As Jeff Broin steps out of his CEO position, he is stepping up for worldwide health.
For a man who has dedicated the last 25 years to raising the promise, profile and profitability of America’s ethanol industry, POET’s Jeff Broin could have just walked away for a long-overdue rest.
But that’s not Broin.
In April, POET’s founder and Chief Executive Officer announced that he was foregoing the role of CEO – and tapped Jeff Lautt to run the company – so he could spend more time with his family.
And to take on new challenges.
While Broin will continue to lead the company’s board as Executive Chairman and speak out on behalf of ethanol and agriculture as cochairman of Growth Energy, he fully intends to use everything he’s learned in life to make the world a better place.
That includes a renewed focus on the POET Foundation.
“Part of what we’re supposed to do on this Earth is to share with those who are less fortunate,” he said. “And the POET Foundation allows us to do that.”
Ethanol naysayers have been quick to point out everything that they see as wrong with the industry, everything from deforestation and rising food costs to excessive water consumption and increased greenhouse gas emissions.
But by using his agricultural and business acumen, not to mention everything he’s learned in making POET a world leader in ethanol production, he says he’s going to prove the ethanol opponents wrong, through a foundation and POET’s work.
“I think that when you’re successful and you’re able to prosper, it’s good thing to return a portion of your success back to the community, the area, the country and even the world in which you live in,” Broin said. “There are so many people in this world that are so much less fortunate than us – and I think it’s our duty as a member of society and a being on this planet to give back to those who are less fortunate than we are.”

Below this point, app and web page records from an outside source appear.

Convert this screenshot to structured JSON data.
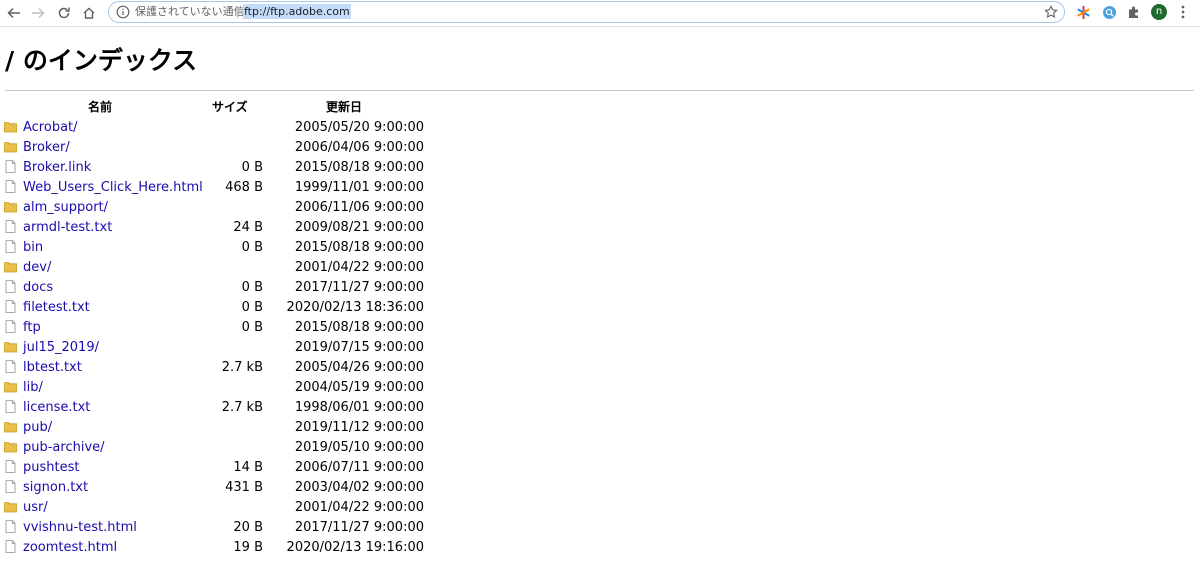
{
  "browser": {
    "security_label": "保護されていない通信",
    "separator": "|",
    "url": "ftp://ftp.adobe.com",
    "profile_initial": "n"
  },
  "page": {
    "title": "/ のインデックス",
    "columns": {
      "name": "名前",
      "size": "サイズ",
      "date": "更新日"
    }
  },
  "files": [
    {
      "name": "Acrobat/",
      "type": "folder",
      "size": "",
      "date": "2005/05/20 9:00:00"
    },
    {
      "name": "Broker/",
      "type": "folder",
      "size": "",
      "date": "2006/04/06 9:00:00"
    },
    {
      "name": "Broker.link",
      "type": "file",
      "size": "0 B",
      "date": "2015/08/18 9:00:00"
    },
    {
      "name": "Web_Users_Click_Here.html",
      "type": "file",
      "size": "468 B",
      "date": "1999/11/01 9:00:00"
    },
    {
      "name": "alm_support/",
      "type": "folder",
      "size": "",
      "date": "2006/11/06 9:00:00"
    },
    {
      "name": "armdl-test.txt",
      "type": "file",
      "size": "24 B",
      "date": "2009/08/21 9:00:00"
    },
    {
      "name": "bin",
      "type": "file",
      "size": "0 B",
      "date": "2015/08/18 9:00:00"
    },
    {
      "name": "dev/",
      "type": "folder",
      "size": "",
      "date": "2001/04/22 9:00:00"
    },
    {
      "name": "docs",
      "type": "file",
      "size": "0 B",
      "date": "2017/11/27 9:00:00"
    },
    {
      "name": "filetest.txt",
      "type": "file",
      "size": "0 B",
      "date": "2020/02/13 18:36:00"
    },
    {
      "name": "ftp",
      "type": "file",
      "size": "0 B",
      "date": "2015/08/18 9:00:00"
    },
    {
      "name": "jul15_2019/",
      "type": "folder",
      "size": "",
      "date": "2019/07/15 9:00:00"
    },
    {
      "name": "lbtest.txt",
      "type": "file",
      "size": "2.7 kB",
      "date": "2005/04/26 9:00:00"
    },
    {
      "name": "lib/",
      "type": "folder",
      "size": "",
      "date": "2004/05/19 9:00:00"
    },
    {
      "name": "license.txt",
      "type": "file",
      "size": "2.7 kB",
      "date": "1998/06/01 9:00:00"
    },
    {
      "name": "pub/",
      "type": "folder",
      "size": "",
      "date": "2019/11/12 9:00:00"
    },
    {
      "name": "pub-archive/",
      "type": "folder",
      "size": "",
      "date": "2019/05/10 9:00:00"
    },
    {
      "name": "pushtest",
      "type": "file",
      "size": "14 B",
      "date": "2006/07/11 9:00:00"
    },
    {
      "name": "signon.txt",
      "type": "file",
      "size": "431 B",
      "date": "2003/04/02 9:00:00"
    },
    {
      "name": "usr/",
      "type": "folder",
      "size": "",
      "date": "2001/04/22 9:00:00"
    },
    {
      "name": "vvishnu-test.html",
      "type": "file",
      "size": "20 B",
      "date": "2017/11/27 9:00:00"
    },
    {
      "name": "zoomtest.html",
      "type": "file",
      "size": "19 B",
      "date": "2020/02/13 19:16:00"
    }
  ],
  "icons": {
    "folder": "folder-icon",
    "file": "file-icon"
  },
  "colors": {
    "link": "#1a0dab",
    "folder": "#e8c04a",
    "url_highlight": "#c4dcf9"
  }
}
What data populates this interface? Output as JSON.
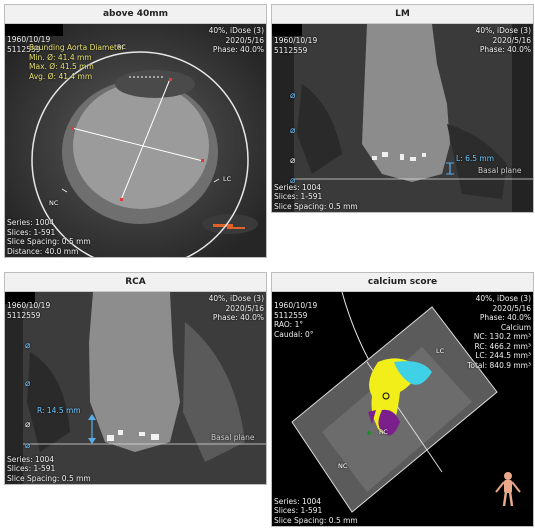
{
  "panels": {
    "above": {
      "title": "above 40mm",
      "dob": "1960/10/19",
      "id": "5112559",
      "dose": "40%, iDose (3)",
      "date": "2020/5/16",
      "phase": "Phase: 40.0%",
      "aorta_label": "Bounding Aorta Diameter",
      "min": "Min. Ø: 41.4 mm",
      "max": "Max. Ø: 41.5 mm",
      "avg": "Avg. Ø: 41.4 mm",
      "series": "Series: 1004",
      "slices": "Slices: 1-591",
      "spacing": "Slice Spacing: 0.5 mm",
      "distance": "Distance: 40.0 mm",
      "rc": "RC",
      "lc": "LC",
      "nc": "NC"
    },
    "lm": {
      "title": "LM",
      "dob": "1960/10/19",
      "id": "5112559",
      "dose": "40%, iDose (3)",
      "date": "2020/5/16",
      "phase": "Phase: 40.0%",
      "measure": "L: 6.5 mm",
      "basal": "Basal plane",
      "series": "Series: 1004",
      "slices": "Slices: 1-591",
      "spacing": "Slice Spacing: 0.5 mm"
    },
    "rca": {
      "title": "RCA",
      "dob": "1960/10/19",
      "id": "5112559",
      "dose": "40%, iDose (3)",
      "date": "2020/5/16",
      "phase": "Phase: 40.0%",
      "measure": "R: 14.5 mm",
      "basal": "Basal plane",
      "series": "Series: 1004",
      "slices": "Slices: 1-591",
      "spacing": "Slice Spacing: 0.5 mm"
    },
    "calcium": {
      "title": "calcium score",
      "dob": "1960/10/19",
      "id": "5112559",
      "rao": "RAO: 1°",
      "caudal": "Caudal: 0°",
      "dose": "40%, iDose (3)",
      "date": "2020/5/16",
      "phase": "Phase: 40.0%",
      "calcium": "Calcium",
      "nc": "NC: 130.2 mm³",
      "rc": "RC: 466.2 mm³",
      "lc": "LC: 244.5 mm³",
      "total": "Total: 840.9 mm³",
      "lc_marker": "LC",
      "rc_marker": "RC",
      "nc_marker": "NC",
      "series": "Series: 1004",
      "slices": "Slices: 1-591",
      "spacing": "Slice Spacing: 0.5 mm"
    }
  },
  "colors": {
    "yellow": "#f2ee1a",
    "cyan": "#3fd1e6",
    "purple": "#7a1f8c",
    "measure_blue": "#5aaee8",
    "calipers": "#e7e26a"
  },
  "icons": [
    "diameter-icon"
  ]
}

When it began, the POET Foundation shared the same Midwestern roots as the company, Broin said. The foundation pumped money into family and agricultural organizations like Future Farmers of America, the YMCA and 4-H. The foundation also helps sponsor LifeLight Festival, the annual free Christian music festival held near Worthing, S.D.
But the foundation went global in March 2010. At that time, Broin announced the first phase of Ingreenuity, POET’s four-phase plan to make ethanol with the smallest environmental footprint possible. That first phase was a comprehensive water conservation plan to reduce and reuse water from the ethanol production process. When realized, Ingreenuity will cut the company’s water used per gallon of ethanol from an average of 3 gallons to 2.33 – an annual water savings of 1 billion gallons.
And to show that he was serious about water conservation across the globe, Broin also announced in 2010 a five-year, $420,000 grant to Global Health Ministries through the POET Foundation to help bring water wells to villages in Nigeria.
Over time, the foundation’s investment has grown into a worldwide health outreach.
“To me, the beauty of this partnership is the investment of education and outreach over time,” said Rev. Tim Iverson, Executive Director of GHM, a faith-based organization with headquarters in Minneapolis. “I don’t know of anybody else that’s doing this, on this level, and I hope POET never stops. Rather than just a oneyear shot for something that looks good, to invest in the development to what essentially amounts to a health care system in a country is quite remarkable.”
Since 2010, that partnership has provided for hundreds of clean, fresh water wells in Nigeria, built a 14-bed health clinic in the Central African Republic – located in the center of a region with the secondhighest maternal/infant mortality in the world – and helped launch a worldwide campaign of education and outreach so people can begin to protect themselves from preventable diseases like dysentery, malaria and cholera.
That, Broin said, is one of the most important points about helping GHM move forward in the world.
“What you do is you go in and teach people to do – forever – how to get rid of these simple diseases,” he said. “What you do is save tens of thousands of lives because it spreads all over.”
In those countries with high death rates of infants and children under 5, 50 to 60 percent of the deaths can be prevented by communitybased actions – without necessarily having a clinic in the community, according to Dr. David Thompson, a pediatrician at Hennepin County Medical Center in Minneapolis and a GHM board member.
“It’s a transition of doing things the old way to doing something that’s new,” Iverson said. “In the end, it empowers the villages to take responsibility – and have the knowledge base – to make a difference in the health of their community.”
It’s all about teaching a man to fish, rather than just giving him a fish and simply walking away, Broin said.
“It’s just the right thing to do,” he said.
And that simple answer is why GHM will be successful in its mission, Iverson said.
“I cannot praise POET enough for the full implications of what follows from the investment that they’ve made,” he said. “It has allowed us to engage a broader group of people who will be able to be sustainers in their own life and livelihood.”